What to work on> In the entries below, the word "category" appears on some lines. Copy each of those lines.
----
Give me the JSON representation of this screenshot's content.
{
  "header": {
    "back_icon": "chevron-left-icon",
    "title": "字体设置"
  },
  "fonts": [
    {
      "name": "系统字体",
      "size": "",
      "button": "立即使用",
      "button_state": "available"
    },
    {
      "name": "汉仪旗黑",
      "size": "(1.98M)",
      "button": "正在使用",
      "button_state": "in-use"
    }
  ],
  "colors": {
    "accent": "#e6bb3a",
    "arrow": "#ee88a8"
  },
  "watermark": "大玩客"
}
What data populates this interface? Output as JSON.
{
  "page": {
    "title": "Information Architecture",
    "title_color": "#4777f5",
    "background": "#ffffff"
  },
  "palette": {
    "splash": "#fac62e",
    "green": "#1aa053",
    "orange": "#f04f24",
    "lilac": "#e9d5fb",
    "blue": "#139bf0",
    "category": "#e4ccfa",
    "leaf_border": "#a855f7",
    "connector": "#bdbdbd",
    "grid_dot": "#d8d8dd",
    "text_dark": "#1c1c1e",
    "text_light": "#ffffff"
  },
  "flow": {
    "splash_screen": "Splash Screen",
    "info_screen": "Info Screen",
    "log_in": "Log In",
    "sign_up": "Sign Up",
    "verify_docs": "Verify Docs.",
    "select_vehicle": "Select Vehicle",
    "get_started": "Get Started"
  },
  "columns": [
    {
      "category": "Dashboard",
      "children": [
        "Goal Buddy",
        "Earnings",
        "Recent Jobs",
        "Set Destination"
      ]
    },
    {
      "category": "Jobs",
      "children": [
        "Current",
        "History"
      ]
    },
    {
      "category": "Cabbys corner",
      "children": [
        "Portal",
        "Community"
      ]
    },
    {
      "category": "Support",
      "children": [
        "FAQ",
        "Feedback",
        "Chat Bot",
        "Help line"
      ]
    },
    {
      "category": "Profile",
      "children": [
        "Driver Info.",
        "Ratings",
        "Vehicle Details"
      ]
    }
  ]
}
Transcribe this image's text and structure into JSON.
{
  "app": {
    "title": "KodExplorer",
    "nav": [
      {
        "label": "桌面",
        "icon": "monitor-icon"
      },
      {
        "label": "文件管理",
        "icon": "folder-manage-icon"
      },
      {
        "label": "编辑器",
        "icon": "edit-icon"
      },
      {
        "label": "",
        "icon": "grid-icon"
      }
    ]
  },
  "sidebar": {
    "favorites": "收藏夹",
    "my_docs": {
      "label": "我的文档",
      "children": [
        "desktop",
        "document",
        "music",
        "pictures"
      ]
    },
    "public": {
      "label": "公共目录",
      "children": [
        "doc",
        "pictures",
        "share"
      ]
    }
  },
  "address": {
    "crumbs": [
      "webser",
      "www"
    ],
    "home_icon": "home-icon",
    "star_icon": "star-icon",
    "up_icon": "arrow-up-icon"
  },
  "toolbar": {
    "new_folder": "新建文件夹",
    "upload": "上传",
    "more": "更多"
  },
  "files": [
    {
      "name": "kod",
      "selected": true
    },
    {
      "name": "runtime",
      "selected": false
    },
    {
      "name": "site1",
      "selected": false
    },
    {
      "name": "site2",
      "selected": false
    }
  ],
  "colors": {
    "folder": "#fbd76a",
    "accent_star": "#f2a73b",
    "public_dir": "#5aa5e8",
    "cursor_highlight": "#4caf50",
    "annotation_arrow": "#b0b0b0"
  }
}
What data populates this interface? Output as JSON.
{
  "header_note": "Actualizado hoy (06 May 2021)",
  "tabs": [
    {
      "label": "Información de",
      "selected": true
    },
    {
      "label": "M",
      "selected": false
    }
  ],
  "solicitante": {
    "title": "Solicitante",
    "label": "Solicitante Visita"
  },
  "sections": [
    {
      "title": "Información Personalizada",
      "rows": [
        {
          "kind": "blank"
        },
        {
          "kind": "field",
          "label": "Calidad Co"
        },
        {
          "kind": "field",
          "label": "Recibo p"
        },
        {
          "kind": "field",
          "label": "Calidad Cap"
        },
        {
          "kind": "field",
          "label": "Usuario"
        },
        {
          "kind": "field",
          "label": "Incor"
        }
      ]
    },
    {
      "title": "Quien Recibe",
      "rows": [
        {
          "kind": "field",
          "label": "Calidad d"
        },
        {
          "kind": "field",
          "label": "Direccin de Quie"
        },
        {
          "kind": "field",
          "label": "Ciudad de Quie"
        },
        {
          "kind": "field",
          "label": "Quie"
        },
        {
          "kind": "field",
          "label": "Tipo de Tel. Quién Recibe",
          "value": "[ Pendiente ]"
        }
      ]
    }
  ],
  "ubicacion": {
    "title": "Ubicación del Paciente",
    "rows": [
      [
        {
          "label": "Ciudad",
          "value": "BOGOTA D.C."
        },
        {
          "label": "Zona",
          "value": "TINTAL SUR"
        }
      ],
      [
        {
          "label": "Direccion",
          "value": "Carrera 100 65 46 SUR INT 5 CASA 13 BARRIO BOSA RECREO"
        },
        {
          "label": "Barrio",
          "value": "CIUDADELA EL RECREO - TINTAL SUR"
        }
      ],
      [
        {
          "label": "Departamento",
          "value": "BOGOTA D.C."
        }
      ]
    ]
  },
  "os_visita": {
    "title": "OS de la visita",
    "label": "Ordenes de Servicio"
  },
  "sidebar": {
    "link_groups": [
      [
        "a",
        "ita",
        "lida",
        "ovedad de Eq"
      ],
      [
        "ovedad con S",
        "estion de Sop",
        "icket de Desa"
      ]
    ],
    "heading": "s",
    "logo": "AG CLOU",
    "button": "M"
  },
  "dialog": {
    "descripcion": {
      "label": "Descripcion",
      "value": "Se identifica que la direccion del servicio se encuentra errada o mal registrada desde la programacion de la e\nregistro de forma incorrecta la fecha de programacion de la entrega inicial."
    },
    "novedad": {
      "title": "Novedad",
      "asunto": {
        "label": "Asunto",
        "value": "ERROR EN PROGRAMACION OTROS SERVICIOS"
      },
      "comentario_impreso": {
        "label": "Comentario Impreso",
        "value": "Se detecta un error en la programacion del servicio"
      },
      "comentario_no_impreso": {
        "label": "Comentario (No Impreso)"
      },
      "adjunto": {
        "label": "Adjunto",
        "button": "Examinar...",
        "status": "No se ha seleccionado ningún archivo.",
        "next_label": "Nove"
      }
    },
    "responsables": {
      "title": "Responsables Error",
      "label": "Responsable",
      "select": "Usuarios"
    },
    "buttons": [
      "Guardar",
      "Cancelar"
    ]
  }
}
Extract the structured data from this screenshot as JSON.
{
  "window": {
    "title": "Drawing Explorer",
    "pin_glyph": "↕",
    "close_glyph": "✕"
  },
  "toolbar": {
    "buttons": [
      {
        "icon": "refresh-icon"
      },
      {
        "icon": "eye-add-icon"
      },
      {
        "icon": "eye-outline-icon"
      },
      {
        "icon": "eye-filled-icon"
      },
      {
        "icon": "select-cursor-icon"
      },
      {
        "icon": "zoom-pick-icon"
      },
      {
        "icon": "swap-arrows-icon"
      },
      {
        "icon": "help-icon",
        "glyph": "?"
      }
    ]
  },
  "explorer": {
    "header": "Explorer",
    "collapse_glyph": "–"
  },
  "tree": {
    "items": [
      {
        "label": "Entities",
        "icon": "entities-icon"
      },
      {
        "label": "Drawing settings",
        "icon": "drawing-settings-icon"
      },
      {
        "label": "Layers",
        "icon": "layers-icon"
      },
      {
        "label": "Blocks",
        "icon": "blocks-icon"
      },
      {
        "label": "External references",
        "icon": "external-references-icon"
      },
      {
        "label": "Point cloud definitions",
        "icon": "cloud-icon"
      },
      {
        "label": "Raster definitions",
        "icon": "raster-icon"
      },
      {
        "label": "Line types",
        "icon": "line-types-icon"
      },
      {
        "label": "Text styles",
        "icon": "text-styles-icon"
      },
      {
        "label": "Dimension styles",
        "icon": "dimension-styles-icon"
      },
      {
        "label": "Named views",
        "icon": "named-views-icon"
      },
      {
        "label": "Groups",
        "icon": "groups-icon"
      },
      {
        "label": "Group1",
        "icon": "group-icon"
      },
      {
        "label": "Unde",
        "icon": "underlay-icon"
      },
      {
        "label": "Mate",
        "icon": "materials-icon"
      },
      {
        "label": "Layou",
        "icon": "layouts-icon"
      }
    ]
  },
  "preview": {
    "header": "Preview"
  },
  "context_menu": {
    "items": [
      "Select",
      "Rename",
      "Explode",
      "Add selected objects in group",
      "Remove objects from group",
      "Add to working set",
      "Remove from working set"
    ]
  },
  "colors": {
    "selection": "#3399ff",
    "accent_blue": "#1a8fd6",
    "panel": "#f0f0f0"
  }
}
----
Finished exercise>
    "category": "#e4ccfa",
      "category": "Dashboard",
      "category": "Jobs",
      "category": "Cabbys corner",
      "category": "Support",
      "category": "Profile",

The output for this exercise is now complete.